- Remove pie from oven and set on a wire rack to cool completely. The filling will set and firm up as it cools. Serve with freshly whipped cream spiked with maple syrup.
- Rachel’s advice (which I happen to totally agree with): you can use canned pumpkin but if you’re going to roast your own pumpkin for pie, butternut is the way to go. Pumpkins (even ‘sugar pie’ pumpkins) can be bitter or stringy, but butternut is beautifully sweet and smooth every time, and satisfyingly bright orange. Pumpkin puree can be made up to 5 days in advance and kept in the fridge, or up to 3 months in advance and frozen.

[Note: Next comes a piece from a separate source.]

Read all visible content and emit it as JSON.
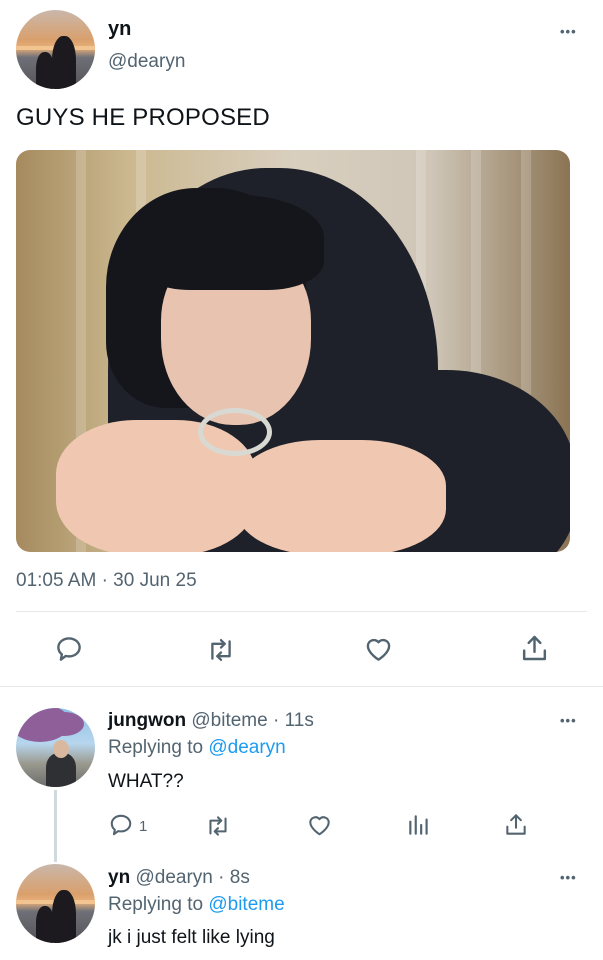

- Rachel uses Anna’s Ginger Thins for her cookie crumbs. I use the same, or ‘gingernut’ cookies which are available readily in Australian supermarkets but hard to find in the USA. You can also use Biscoff cookies, which are less gingery and more cinnamon-y, but very delicious.
- Unbaked pie crust is happy, tightly wrapped in the freezer, for months. So you can definitely get ahead with that step.
- Baked pie keeps up to 48 hours at cool room temperature.
- A lot of people chill pumpkin pie, and some even prefer to eat it straight from the fridge. A freshly baked pumpkin pie doesn’t need to be refrigerated but if you’re concerned about food safety, cover and refrigerate after the pie has cooled completely. Rachel recommends baking the day before, or morning of the day you plan to serve so it cools slowly. You’ll have the lighter texture and fuller flavor of a freshly baked pie without it sitting out too long.